Social Status: Cause or Effect of Obesity?

Could a rigged game of Monopoly give us insight into the complicated relationship between social status and obesity? Michelle Cardel and colleagues have published a new study in Physiology and Behavior that does precisely that.

Mickey Stunkard first published landmark work on social factors and obesity more than 50 years ago. As Greg Pavella and colleagues described recently, Stunkard’s work led to innumerable studies documenting a relationship between obesity and socioeconomic status. Obesity prevalence rises with a nation’s economic development. But as the wealth of a country rises, the relationship between obesity and social status changes. In low-income countries, obesity is associated more with wealth. In high income countries, obesity is more common with lower economic and social status.
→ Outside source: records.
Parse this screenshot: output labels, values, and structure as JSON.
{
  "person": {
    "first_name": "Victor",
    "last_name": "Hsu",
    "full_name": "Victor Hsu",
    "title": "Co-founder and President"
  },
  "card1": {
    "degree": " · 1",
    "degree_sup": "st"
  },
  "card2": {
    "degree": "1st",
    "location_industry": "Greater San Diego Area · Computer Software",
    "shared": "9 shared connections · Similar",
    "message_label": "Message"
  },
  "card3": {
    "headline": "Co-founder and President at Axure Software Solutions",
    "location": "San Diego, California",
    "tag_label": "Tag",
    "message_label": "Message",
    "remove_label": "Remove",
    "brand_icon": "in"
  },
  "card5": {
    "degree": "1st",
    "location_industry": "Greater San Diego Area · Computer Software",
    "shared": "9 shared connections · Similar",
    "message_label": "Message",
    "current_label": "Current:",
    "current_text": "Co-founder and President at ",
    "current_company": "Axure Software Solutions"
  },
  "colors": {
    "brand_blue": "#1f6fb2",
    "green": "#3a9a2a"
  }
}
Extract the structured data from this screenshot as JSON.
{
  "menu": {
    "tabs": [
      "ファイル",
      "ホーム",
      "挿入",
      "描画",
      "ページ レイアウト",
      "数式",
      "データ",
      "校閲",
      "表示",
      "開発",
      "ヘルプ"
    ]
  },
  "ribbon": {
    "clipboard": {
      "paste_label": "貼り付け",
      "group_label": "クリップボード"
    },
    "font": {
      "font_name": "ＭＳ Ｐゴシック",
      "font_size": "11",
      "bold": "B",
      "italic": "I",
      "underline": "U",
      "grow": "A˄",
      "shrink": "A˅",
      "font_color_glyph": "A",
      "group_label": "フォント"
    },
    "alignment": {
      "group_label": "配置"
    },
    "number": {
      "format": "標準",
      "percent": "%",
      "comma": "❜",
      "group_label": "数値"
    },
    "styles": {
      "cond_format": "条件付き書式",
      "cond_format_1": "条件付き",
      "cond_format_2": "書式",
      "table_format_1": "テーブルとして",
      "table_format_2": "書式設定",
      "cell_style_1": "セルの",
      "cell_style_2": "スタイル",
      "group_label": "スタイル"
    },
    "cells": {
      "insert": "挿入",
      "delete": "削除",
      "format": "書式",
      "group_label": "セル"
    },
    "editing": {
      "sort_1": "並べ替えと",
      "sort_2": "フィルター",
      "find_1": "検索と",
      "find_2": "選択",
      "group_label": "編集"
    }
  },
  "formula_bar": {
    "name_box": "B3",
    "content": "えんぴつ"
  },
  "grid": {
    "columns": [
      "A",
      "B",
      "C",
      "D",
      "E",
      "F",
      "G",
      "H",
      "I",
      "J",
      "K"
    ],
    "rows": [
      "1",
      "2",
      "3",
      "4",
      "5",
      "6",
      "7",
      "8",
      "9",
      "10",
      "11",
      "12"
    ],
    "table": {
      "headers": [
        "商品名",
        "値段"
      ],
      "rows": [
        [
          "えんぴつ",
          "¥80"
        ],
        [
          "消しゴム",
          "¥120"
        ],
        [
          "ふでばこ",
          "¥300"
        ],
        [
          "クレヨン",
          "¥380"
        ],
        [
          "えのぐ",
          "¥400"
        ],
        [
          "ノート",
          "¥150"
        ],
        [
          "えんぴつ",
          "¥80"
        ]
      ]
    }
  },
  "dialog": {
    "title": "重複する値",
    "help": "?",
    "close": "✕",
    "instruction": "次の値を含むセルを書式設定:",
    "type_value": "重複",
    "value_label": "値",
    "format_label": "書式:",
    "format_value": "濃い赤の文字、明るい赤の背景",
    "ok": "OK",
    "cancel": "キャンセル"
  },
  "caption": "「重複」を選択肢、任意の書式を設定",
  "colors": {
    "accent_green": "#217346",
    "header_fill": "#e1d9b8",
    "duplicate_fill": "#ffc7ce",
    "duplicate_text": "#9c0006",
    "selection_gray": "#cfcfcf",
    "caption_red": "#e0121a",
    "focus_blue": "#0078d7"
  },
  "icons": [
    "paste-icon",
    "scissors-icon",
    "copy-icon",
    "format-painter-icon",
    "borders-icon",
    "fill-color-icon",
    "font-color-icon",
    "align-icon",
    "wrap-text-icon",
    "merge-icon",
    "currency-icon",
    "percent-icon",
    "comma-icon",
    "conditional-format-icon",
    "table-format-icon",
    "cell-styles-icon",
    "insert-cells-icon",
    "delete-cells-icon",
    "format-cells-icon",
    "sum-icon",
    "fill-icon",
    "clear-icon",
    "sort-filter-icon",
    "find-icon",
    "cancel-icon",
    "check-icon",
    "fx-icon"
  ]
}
The question remains: why is this so? To gain insight, Cardel and colleagues conducted a small, elegant experiment with young Hispanic adults to test their response to a high or low social status in a rigged game of Monopoly. The study was a randomized, controlled crossover design. When assigned to a low status in the game, the subjects felt less pride and a diminished sense of personal power than in a high status position. They ate more calories in a buffet served after the game — a significantly higher proportion of their daily caloric requirements.
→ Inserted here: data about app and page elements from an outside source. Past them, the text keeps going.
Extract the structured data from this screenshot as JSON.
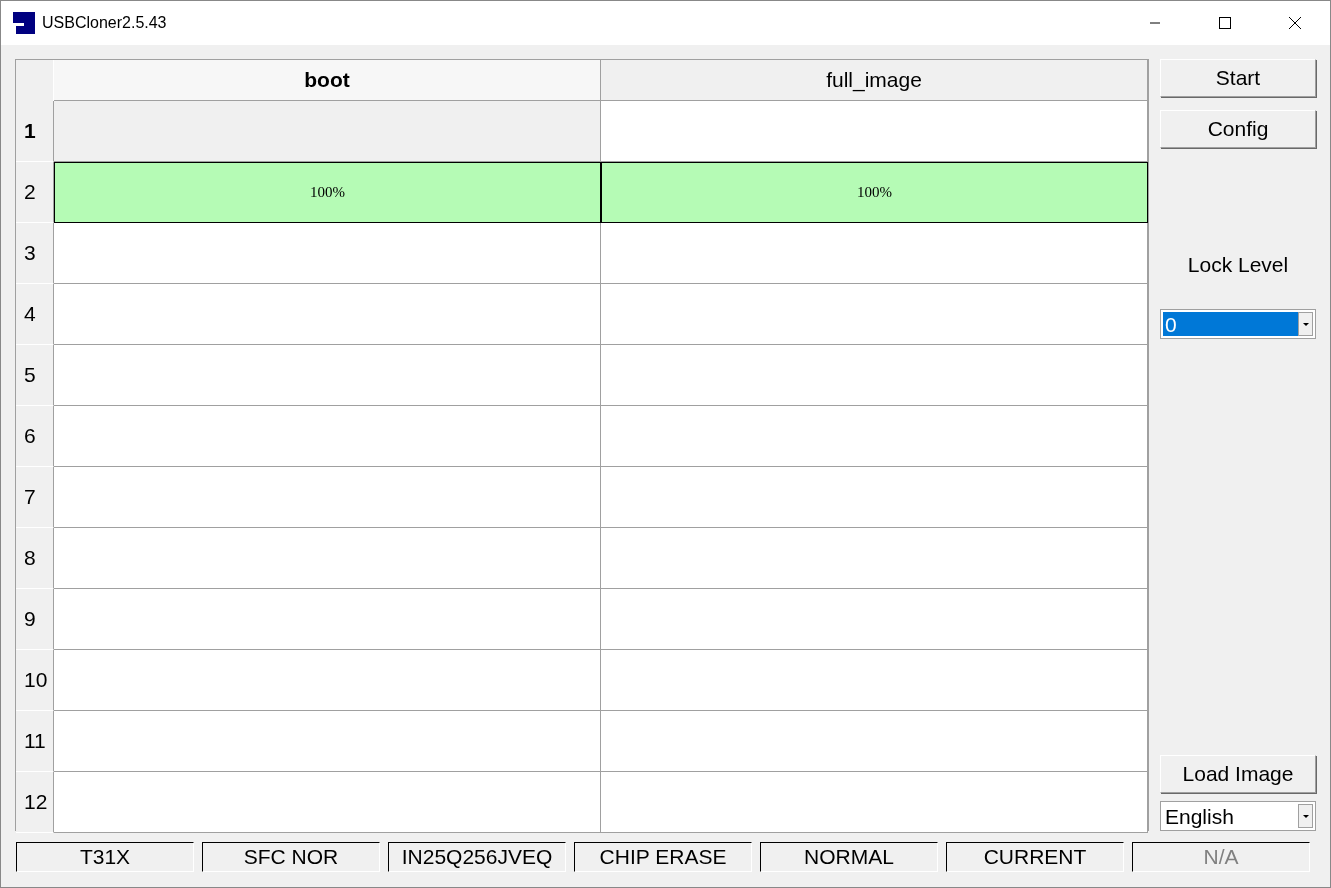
{
  "window": {
    "title": "USBCloner2.5.43"
  },
  "table": {
    "columns": [
      {
        "label": "boot",
        "selected": true
      },
      {
        "label": "full_image",
        "selected": false
      }
    ],
    "rows": [
      {
        "label": "1",
        "selected": true,
        "cells": [
          {
            "text": "",
            "complete": false
          },
          {
            "text": "",
            "complete": false
          }
        ]
      },
      {
        "label": "2",
        "selected": false,
        "cells": [
          {
            "text": "100%",
            "complete": true
          },
          {
            "text": "100%",
            "complete": true
          }
        ]
      },
      {
        "label": "3",
        "selected": false,
        "cells": [
          {
            "text": "",
            "complete": false
          },
          {
            "text": "",
            "complete": false
          }
        ]
      },
      {
        "label": "4",
        "selected": false,
        "cells": [
          {
            "text": "",
            "complete": false
          },
          {
            "text": "",
            "complete": false
          }
        ]
      },
      {
        "label": "5",
        "selected": false,
        "cells": [
          {
            "text": "",
            "complete": false
          },
          {
            "text": "",
            "complete": false
          }
        ]
      },
      {
        "label": "6",
        "selected": false,
        "cells": [
          {
            "text": "",
            "complete": false
          },
          {
            "text": "",
            "complete": false
          }
        ]
      },
      {
        "label": "7",
        "selected": false,
        "cells": [
          {
            "text": "",
            "complete": false
          },
          {
            "text": "",
            "complete": false
          }
        ]
      },
      {
        "label": "8",
        "selected": false,
        "cells": [
          {
            "text": "",
            "complete": false
          },
          {
            "text": "",
            "complete": false
          }
        ]
      },
      {
        "label": "9",
        "selected": false,
        "cells": [
          {
            "text": "",
            "complete": false
          },
          {
            "text": "",
            "complete": false
          }
        ]
      },
      {
        "label": "10",
        "selected": false,
        "cells": [
          {
            "text": "",
            "complete": false
          },
          {
            "text": "",
            "complete": false
          }
        ]
      },
      {
        "label": "11",
        "selected": false,
        "cells": [
          {
            "text": "",
            "complete": false
          },
          {
            "text": "",
            "complete": false
          }
        ]
      },
      {
        "label": "12",
        "selected": false,
        "cells": [
          {
            "text": "",
            "complete": false
          },
          {
            "text": "",
            "complete": false
          }
        ]
      }
    ]
  },
  "side_panel": {
    "buttons": [
      "Start",
      "Config"
    ],
    "lock_level_label": "Lock Level",
    "lock_level": {
      "value": "0",
      "focused": true
    },
    "load_button": "Load Image",
    "language": {
      "value": "English",
      "focused": false
    }
  },
  "status_bar": [
    {
      "text": "T31X",
      "disabled": false
    },
    {
      "text": "SFC NOR",
      "disabled": false
    },
    {
      "text": "IN25Q256JVEQ",
      "disabled": false
    },
    {
      "text": "CHIP ERASE",
      "disabled": false
    },
    {
      "text": "NORMAL",
      "disabled": false
    },
    {
      "text": "CURRENT",
      "disabled": false
    },
    {
      "text": "N/A",
      "disabled": true
    }
  ]
}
This is just one more piece of the puzzle in a very complex relationship between social status and obesity. Though it’s a very small study of short duration, it does point to a possible mechanism of cause and effect between low social status and obesity.

Much work remains to fully understand why social status, economic disparities, and the related phenomenon of food insecurity seem to play a role in obesity risk. It’s heartening to see smart scientists moving beyond simple observational studies into experimental work that can provide some deeper answers.

Click here to read the study, here to read more on how obesity relates to socioeconomic status, and here to read further about the development of this knowledge base.

Money! Photograph © Thomas Galvez / flickr

Subscribe by email to follow the accumulating evidence and observations that shape our view of health, obesity, and policy.


 

April 25, 2016

3 Responses to “Social Status: Cause or Effect of Obesity?”

  1. April 25, 2016 at 11:34 am, Allen Browne said:

    Good commentary today – both content and method.

  2. April 25, 2016 at 1:05 pm, Adam Tsai said:

    What an elegantly designed study. This is I think a very important result. Thank you Ted for posting it.

  3. April 25, 2016 at 3:09 pm, Ted said:

    Thanks, Adam and Allen!